Recorded data
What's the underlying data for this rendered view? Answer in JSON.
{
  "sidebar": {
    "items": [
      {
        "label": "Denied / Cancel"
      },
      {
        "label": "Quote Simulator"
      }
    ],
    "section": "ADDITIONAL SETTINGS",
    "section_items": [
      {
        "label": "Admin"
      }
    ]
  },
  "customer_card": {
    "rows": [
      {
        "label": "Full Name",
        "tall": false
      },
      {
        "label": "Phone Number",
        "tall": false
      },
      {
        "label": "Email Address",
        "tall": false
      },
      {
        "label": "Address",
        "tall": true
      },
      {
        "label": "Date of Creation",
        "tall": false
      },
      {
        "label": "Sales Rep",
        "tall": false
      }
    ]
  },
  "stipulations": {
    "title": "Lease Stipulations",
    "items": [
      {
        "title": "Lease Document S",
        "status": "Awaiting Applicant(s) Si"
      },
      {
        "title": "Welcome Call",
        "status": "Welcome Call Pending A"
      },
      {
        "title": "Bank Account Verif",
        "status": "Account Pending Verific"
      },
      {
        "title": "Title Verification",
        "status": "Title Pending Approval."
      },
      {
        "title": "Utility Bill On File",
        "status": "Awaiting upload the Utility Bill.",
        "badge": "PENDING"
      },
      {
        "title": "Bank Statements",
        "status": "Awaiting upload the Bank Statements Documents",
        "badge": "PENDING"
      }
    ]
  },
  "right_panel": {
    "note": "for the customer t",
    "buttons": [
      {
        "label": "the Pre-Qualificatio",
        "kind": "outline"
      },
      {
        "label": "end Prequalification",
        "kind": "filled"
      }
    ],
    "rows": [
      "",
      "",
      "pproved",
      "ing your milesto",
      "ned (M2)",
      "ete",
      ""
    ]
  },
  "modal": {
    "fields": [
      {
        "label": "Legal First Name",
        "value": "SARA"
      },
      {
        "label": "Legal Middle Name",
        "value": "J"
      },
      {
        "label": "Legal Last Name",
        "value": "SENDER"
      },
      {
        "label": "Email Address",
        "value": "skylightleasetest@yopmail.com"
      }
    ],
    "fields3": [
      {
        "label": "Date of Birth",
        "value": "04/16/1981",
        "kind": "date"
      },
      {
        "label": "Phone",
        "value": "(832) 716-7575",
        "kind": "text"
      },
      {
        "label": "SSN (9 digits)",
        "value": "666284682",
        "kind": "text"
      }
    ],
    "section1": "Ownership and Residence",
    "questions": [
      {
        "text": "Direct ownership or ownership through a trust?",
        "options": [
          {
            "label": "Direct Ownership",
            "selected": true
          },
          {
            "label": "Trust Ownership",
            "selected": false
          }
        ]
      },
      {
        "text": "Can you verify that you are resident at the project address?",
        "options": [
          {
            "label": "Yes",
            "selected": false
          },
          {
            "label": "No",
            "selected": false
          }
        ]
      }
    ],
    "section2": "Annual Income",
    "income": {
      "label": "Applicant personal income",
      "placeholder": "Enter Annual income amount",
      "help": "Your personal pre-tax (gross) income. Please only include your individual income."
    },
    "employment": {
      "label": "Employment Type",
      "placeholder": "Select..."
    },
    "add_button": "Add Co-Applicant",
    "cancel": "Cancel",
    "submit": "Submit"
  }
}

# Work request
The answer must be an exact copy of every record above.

# Solution for this task
What's the underlying data for this rendered view? Answer in JSON.
{
  "sidebar": {
    "items": [
      {
        "label": "Denied / Cancel"
      },
      {
        "label": "Quote Simulator"
      }
    ],
    "section": "ADDITIONAL SETTINGS",
    "section_items": [
      {
        "label": "Admin"
      }
    ]
  },
  "customer_card": {
    "rows": [
      {
        "label": "Full Name",
        "tall": false
      },
      {
        "label": "Phone Number",
        "tall": false
      },
      {
        "label": "Email Address",
        "tall": false
      },
      {
        "label": "Address",
        "tall": true
      },
      {
        "label": "Date of Creation",
        "tall": false
      },
      {
        "label": "Sales Rep",
        "tall": false
      }
    ]
  },
  "stipulations": {
    "title": "Lease Stipulations",
    "items": [
      {
        "title": "Lease Document S",
        "status": "Awaiting Applicant(s) Si"
      },
      {
        "title": "Welcome Call",
        "status": "Welcome Call Pending A"
      },
      {
        "title": "Bank Account Verif",
        "status": "Account Pending Verific"
      },
      {
        "title": "Title Verification",
        "status": "Title Pending Approval."
      },
      {
        "title": "Utility Bill On File",
        "status": "Awaiting upload the Utility Bill.",
        "badge": "PENDING"
      },
      {
        "title": "Bank Statements",
        "status": "Awaiting upload the Bank Statements Documents",
        "badge": "PENDING"
      }
    ]
  },
  "right_panel": {
    "note": "for the customer t",
    "buttons": [
      {
        "label": "the Pre-Qualificatio",
        "kind": "outline"
      },
      {
        "label": "end Prequalification",
        "kind": "filled"
      }
    ],
    "rows": [
      "",
      "",
      "pproved",
      "ing your milesto",
      "ned (M2)",
      "ete",
      ""
    ]
  },
  "modal": {
    "fields": [
      {
        "label": "Legal First Name",
        "value": "SARA"
      },
      {
        "label": "Legal Middle Name",
        "value": "J"
      },
      {
        "label": "Legal Last Name",
        "value": "SENDER"
      },
      {
        "label": "Email Address",
        "value": "skylightleasetest@yopmail.com"
      }
    ],
    "fields3": [
      {
        "label": "Date of Birth",
        "value": "04/16/1981",
        "kind": "date"
      },
      {
        "label": "Phone",
        "value": "(832) 716-7575",
        "kind": "text"
      },
      {
        "label": "SSN (9 digits)",
        "value": "666284682",
        "kind": "text"
      }
    ],
    "section1": "Ownership and Residence",
    "questions": [
      {
        "text": "Direct ownership or ownership through a trust?",
        "options": [
          {
            "label": "Direct Ownership",
            "selected": true
          },
          {
            "label": "Trust Ownership",
            "selected": false
          }
        ]
      },
      {
        "text": "Can you verify that you are resident at the project address?",
        "options": [
          {
            "label": "Yes",
            "selected": false
          },
          {
            "label": "No",
            "selected": false
          }
        ]
      }
    ],
    "section2": "Annual Income",
    "income": {
      "label": "Applicant personal income",
      "placeholder": "Enter Annual income amount",
      "help": "Your personal pre-tax (gross) income. Please only include your individual income."
    },
    "employment": {
      "label": "Employment Type",
      "placeholder": "Select..."
    },
    "add_button": "Add Co-Applicant",
    "cancel": "Cancel",
    "submit": "Submit"
  }
}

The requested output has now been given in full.